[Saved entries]
=====
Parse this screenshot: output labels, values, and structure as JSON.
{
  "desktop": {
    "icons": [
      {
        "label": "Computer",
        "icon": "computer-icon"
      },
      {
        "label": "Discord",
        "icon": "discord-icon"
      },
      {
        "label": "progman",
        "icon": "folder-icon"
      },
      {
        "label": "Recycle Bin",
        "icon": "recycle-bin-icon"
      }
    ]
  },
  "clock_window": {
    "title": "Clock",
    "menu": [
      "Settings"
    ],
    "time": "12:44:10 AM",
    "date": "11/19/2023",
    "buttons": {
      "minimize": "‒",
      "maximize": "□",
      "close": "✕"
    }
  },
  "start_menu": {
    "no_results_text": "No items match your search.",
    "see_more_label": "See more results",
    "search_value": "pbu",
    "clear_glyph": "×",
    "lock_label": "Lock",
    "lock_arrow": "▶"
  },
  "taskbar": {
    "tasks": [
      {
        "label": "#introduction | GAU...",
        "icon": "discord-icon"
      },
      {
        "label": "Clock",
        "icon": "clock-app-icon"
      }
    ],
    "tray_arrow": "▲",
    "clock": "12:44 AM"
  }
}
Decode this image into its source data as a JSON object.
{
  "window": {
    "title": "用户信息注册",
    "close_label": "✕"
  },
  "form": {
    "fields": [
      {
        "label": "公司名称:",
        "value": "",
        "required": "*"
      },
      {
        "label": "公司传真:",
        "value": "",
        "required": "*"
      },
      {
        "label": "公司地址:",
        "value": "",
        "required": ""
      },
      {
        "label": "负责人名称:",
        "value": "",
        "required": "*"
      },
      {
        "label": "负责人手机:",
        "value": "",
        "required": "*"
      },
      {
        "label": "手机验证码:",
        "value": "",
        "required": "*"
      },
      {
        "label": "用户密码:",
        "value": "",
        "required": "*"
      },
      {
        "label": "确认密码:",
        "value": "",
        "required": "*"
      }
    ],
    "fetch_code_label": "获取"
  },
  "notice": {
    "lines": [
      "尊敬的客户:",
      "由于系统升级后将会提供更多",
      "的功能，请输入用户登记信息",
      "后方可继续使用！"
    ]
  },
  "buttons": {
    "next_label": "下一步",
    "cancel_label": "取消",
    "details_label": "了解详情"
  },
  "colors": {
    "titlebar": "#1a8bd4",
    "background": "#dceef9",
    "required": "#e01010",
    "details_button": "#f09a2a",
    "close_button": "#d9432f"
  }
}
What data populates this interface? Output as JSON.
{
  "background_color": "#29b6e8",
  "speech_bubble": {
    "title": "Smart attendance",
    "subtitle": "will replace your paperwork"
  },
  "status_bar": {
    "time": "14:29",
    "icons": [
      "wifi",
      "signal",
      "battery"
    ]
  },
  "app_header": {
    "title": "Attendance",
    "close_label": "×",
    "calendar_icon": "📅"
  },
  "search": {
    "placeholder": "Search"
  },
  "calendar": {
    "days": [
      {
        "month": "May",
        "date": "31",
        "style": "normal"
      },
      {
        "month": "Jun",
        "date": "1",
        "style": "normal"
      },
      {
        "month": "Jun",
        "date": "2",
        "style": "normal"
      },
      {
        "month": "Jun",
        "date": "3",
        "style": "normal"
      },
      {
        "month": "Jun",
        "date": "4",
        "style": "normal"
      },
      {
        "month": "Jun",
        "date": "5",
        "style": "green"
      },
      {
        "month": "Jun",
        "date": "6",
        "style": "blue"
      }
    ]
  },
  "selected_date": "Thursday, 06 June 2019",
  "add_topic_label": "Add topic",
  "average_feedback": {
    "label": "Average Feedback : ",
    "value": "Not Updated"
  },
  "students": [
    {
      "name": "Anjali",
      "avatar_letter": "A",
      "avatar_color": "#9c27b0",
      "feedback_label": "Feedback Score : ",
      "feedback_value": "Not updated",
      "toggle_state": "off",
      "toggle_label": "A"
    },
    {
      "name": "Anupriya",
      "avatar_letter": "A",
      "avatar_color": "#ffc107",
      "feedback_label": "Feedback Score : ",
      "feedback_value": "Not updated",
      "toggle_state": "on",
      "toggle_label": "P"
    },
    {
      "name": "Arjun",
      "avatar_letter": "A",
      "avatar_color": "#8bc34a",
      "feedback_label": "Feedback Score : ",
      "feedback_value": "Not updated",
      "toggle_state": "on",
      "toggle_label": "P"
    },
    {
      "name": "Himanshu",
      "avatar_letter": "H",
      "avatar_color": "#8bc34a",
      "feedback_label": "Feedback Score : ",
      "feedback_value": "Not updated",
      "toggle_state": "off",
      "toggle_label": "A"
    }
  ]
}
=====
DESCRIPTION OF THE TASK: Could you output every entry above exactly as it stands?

TASK ANSWER:
Parse this screenshot: output labels, values, and structure as JSON.
{
  "desktop": {
    "icons": [
      {
        "label": "Computer",
        "icon": "computer-icon"
      },
      {
        "label": "Discord",
        "icon": "discord-icon"
      },
      {
        "label": "progman",
        "icon": "folder-icon"
      },
      {
        "label": "Recycle Bin",
        "icon": "recycle-bin-icon"
      }
    ]
  },
  "clock_window": {
    "title": "Clock",
    "menu": [
      "Settings"
    ],
    "time": "12:44:10 AM",
    "date": "11/19/2023",
    "buttons": {
      "minimize": "‒",
      "maximize": "□",
      "close": "✕"
    }
  },
  "start_menu": {
    "no_results_text": "No items match your search.",
    "see_more_label": "See more results",
    "search_value": "pbu",
    "clear_glyph": "×",
    "lock_label": "Lock",
    "lock_arrow": "▶"
  },
  "taskbar": {
    "tasks": [
      {
        "label": "#introduction | GAU...",
        "icon": "discord-icon"
      },
      {
        "label": "Clock",
        "icon": "clock-app-icon"
      }
    ],
    "tray_arrow": "▲",
    "clock": "12:44 AM"
  }
}
Decode this image into its source data as a JSON object.
{
  "window": {
    "title": "用户信息注册",
    "close_label": "✕"
  },
  "form": {
    "fields": [
      {
        "label": "公司名称:",
        "value": "",
        "required": "*"
      },
      {
        "label": "公司传真:",
        "value": "",
        "required": "*"
      },
      {
        "label": "公司地址:",
        "value": "",
        "required": ""
      },
      {
        "label": "负责人名称:",
        "value": "",
        "required": "*"
      },
      {
        "label": "负责人手机:",
        "value": "",
        "required": "*"
      },
      {
        "label": "手机验证码:",
        "value": "",
        "required": "*"
      },
      {
        "label": "用户密码:",
        "value": "",
        "required": "*"
      },
      {
        "label": "确认密码:",
        "value": "",
        "required": "*"
      }
    ],
    "fetch_code_label": "获取"
  },
  "notice": {
    "lines": [
      "尊敬的客户:",
      "由于系统升级后将会提供更多",
      "的功能，请输入用户登记信息",
      "后方可继续使用！"
    ]
  },
  "buttons": {
    "next_label": "下一步",
    "cancel_label": "取消",
    "details_label": "了解详情"
  },
  "colors": {
    "titlebar": "#1a8bd4",
    "background": "#dceef9",
    "required": "#e01010",
    "details_button": "#f09a2a",
    "close_button": "#d9432f"
  }
}
What data populates this interface? Output as JSON.
{
  "background_color": "#29b6e8",
  "speech_bubble": {
    "title": "Smart attendance",
    "subtitle": "will replace your paperwork"
  },
  "status_bar": {
    "time": "14:29",
    "icons": [
      "wifi",
      "signal",
      "battery"
    ]
  },
  "app_header": {
    "title": "Attendance",
    "close_label": "×",
    "calendar_icon": "📅"
  },
  "search": {
    "placeholder": "Search"
  },
  "calendar": {
    "days": [
      {
        "month": "May",
        "date": "31",
        "style": "normal"
      },
      {
        "month": "Jun",
        "date": "1",
        "style": "normal"
      },
      {
        "month": "Jun",
        "date": "2",
        "style": "normal"
      },
      {
        "month": "Jun",
        "date": "3",
        "style": "normal"
      },
      {
        "month": "Jun",
        "date": "4",
        "style": "normal"
      },
      {
        "month": "Jun",
        "date": "5",
        "style": "green"
      },
      {
        "month": "Jun",
        "date": "6",
        "style": "blue"
      }
    ]
  },
  "selected_date": "Thursday, 06 June 2019",
  "add_topic_label": "Add topic",
  "average_feedback": {
    "label": "Average Feedback : ",
    "value": "Not Updated"
  },
  "students": [
    {
      "name": "Anjali",
      "avatar_letter": "A",
      "avatar_color": "#9c27b0",
      "feedback_label": "Feedback Score : ",
      "feedback_value": "Not updated",
      "toggle_state": "off",
      "toggle_label": "A"
    },
    {
      "name": "Anupriya",
      "avatar_letter": "A",
      "avatar_color": "#ffc107",
      "feedback_label": "Feedback Score : ",
      "feedback_value": "Not updated",
      "toggle_state": "on",
      "toggle_label": "P"
    },
    {
      "name": "Arjun",
      "avatar_letter": "A",
      "avatar_color": "#8bc34a",
      "feedback_label": "Feedback Score : ",
      "feedback_value": "Not updated",
      "toggle_state": "on",
      "toggle_label": "P"
    },
    {
      "name": "Himanshu",
      "avatar_letter": "H",
      "avatar_color": "#8bc34a",
      "feedback_label": "Feedback Score : ",
      "feedback_value": "Not updated",
      "toggle_state": "off",
      "toggle_label": "A"
    }
  ]
}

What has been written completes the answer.